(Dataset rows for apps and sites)

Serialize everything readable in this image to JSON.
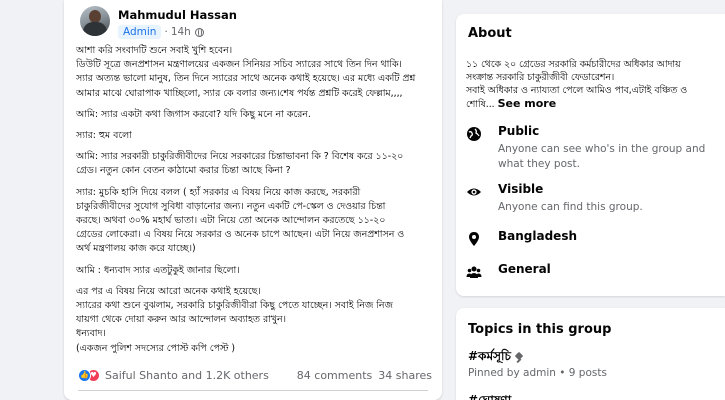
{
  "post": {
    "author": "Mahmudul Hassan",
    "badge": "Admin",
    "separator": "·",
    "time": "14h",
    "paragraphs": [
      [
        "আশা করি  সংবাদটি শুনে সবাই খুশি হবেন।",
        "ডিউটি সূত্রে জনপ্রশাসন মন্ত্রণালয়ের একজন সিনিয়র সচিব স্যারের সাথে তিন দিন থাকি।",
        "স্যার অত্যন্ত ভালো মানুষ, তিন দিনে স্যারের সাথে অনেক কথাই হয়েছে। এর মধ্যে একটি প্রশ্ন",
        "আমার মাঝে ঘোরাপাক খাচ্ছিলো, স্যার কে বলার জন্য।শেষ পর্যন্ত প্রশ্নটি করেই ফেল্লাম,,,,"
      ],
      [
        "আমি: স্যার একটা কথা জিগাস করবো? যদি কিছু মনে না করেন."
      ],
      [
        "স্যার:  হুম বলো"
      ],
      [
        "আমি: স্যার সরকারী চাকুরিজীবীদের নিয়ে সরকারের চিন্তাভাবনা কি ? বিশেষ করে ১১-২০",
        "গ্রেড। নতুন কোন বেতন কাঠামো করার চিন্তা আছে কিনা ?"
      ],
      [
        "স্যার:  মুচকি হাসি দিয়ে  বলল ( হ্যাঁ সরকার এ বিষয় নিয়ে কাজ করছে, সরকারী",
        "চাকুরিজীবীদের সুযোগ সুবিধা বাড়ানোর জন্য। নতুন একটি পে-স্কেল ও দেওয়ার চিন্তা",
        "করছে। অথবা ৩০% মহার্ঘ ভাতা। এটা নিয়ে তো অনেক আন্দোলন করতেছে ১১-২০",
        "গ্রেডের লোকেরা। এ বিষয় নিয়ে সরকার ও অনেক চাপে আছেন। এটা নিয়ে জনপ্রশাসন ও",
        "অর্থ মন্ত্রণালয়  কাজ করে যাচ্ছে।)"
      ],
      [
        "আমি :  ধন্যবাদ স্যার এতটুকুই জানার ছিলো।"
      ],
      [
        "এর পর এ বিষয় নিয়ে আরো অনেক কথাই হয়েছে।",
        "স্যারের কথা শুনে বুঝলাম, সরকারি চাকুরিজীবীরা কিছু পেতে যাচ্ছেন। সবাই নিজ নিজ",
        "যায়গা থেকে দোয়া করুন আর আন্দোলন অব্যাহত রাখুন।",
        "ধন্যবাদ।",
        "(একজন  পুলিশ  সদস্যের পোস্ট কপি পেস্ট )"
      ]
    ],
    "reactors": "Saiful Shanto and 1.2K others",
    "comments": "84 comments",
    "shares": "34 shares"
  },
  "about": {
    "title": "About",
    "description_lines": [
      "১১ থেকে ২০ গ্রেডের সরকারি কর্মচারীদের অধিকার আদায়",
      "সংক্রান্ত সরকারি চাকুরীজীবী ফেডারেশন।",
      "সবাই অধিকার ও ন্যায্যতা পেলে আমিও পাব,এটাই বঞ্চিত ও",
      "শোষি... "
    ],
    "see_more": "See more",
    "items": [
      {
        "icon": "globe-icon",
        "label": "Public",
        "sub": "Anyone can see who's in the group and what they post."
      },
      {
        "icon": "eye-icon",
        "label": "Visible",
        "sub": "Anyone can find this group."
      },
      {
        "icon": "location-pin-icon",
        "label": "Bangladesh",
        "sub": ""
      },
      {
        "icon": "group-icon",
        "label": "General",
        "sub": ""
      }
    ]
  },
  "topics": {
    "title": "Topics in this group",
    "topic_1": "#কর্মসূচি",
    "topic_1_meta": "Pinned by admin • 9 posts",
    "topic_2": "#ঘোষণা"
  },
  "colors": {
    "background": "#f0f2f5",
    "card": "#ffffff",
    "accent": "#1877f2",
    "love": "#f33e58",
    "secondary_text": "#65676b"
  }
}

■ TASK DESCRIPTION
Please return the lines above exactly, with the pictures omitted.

■ FINAL ANSWER
Serialize everything readable in this image to JSON.
{
  "post": {
    "author": "Mahmudul Hassan",
    "badge": "Admin",
    "separator": "·",
    "time": "14h",
    "paragraphs": [
      [
        "আশা করি  সংবাদটি শুনে সবাই খুশি হবেন।",
        "ডিউটি সূত্রে জনপ্রশাসন মন্ত্রণালয়ের একজন সিনিয়র সচিব স্যারের সাথে তিন দিন থাকি।",
        "স্যার অত্যন্ত ভালো মানুষ, তিন দিনে স্যারের সাথে অনেক কথাই হয়েছে। এর মধ্যে একটি প্রশ্ন",
        "আমার মাঝে ঘোরাপাক খাচ্ছিলো, স্যার কে বলার জন্য।শেষ পর্যন্ত প্রশ্নটি করেই ফেল্লাম,,,,"
      ],
      [
        "আমি: স্যার একটা কথা জিগাস করবো? যদি কিছু মনে না করেন."
      ],
      [
        "স্যার:  হুম বলো"
      ],
      [
        "আমি: স্যার সরকারী চাকুরিজীবীদের নিয়ে সরকারের চিন্তাভাবনা কি ? বিশেষ করে ১১-২০",
        "গ্রেড। নতুন কোন বেতন কাঠামো করার চিন্তা আছে কিনা ?"
      ],
      [
        "স্যার:  মুচকি হাসি দিয়ে  বলল ( হ্যাঁ সরকার এ বিষয় নিয়ে কাজ করছে, সরকারী",
        "চাকুরিজীবীদের সুযোগ সুবিধা বাড়ানোর জন্য। নতুন একটি পে-স্কেল ও দেওয়ার চিন্তা",
        "করছে। অথবা ৩০% মহার্ঘ ভাতা। এটা নিয়ে তো অনেক আন্দোলন করতেছে ১১-২০",
        "গ্রেডের লোকেরা। এ বিষয় নিয়ে সরকার ও অনেক চাপে আছেন। এটা নিয়ে জনপ্রশাসন ও",
        "অর্থ মন্ত্রণালয়  কাজ করে যাচ্ছে।)"
      ],
      [
        "আমি :  ধন্যবাদ স্যার এতটুকুই জানার ছিলো।"
      ],
      [
        "এর পর এ বিষয় নিয়ে আরো অনেক কথাই হয়েছে।",
        "স্যারের কথা শুনে বুঝলাম, সরকারি চাকুরিজীবীরা কিছু পেতে যাচ্ছেন। সবাই নিজ নিজ",
        "যায়গা থেকে দোয়া করুন আর আন্দোলন অব্যাহত রাখুন।",
        "ধন্যবাদ।",
        "(একজন  পুলিশ  সদস্যের পোস্ট কপি পেস্ট )"
      ]
    ],
    "reactors": "Saiful Shanto and 1.2K others",
    "comments": "84 comments",
    "shares": "34 shares"
  },
  "about": {
    "title": "About",
    "description_lines": [
      "১১ থেকে ২০ গ্রেডের সরকারি কর্মচারীদের অধিকার আদায়",
      "সংক্রান্ত সরকারি চাকুরীজীবী ফেডারেশন।",
      "সবাই অধিকার ও ন্যায্যতা পেলে আমিও পাব,এটাই বঞ্চিত ও",
      "শোষি... "
    ],
    "see_more": "See more",
    "items": [
      {
        "icon": "globe-icon",
        "label": "Public",
        "sub": "Anyone can see who's in the group and what they post."
      },
      {
        "icon": "eye-icon",
        "label": "Visible",
        "sub": "Anyone can find this group."
      },
      {
        "icon": "location-pin-icon",
        "label": "Bangladesh",
        "sub": ""
      },
      {
        "icon": "group-icon",
        "label": "General",
        "sub": ""
      }
    ]
  },
  "topics": {
    "title": "Topics in this group",
    "topic_1": "#কর্মসূচি",
    "topic_1_meta": "Pinned by admin • 9 posts",
    "topic_2": "#ঘোষণা"
  },
  "colors": {
    "background": "#f0f2f5",
    "card": "#ffffff",
    "accent": "#1877f2",
    "love": "#f33e58",
    "secondary_text": "#65676b"
  }
}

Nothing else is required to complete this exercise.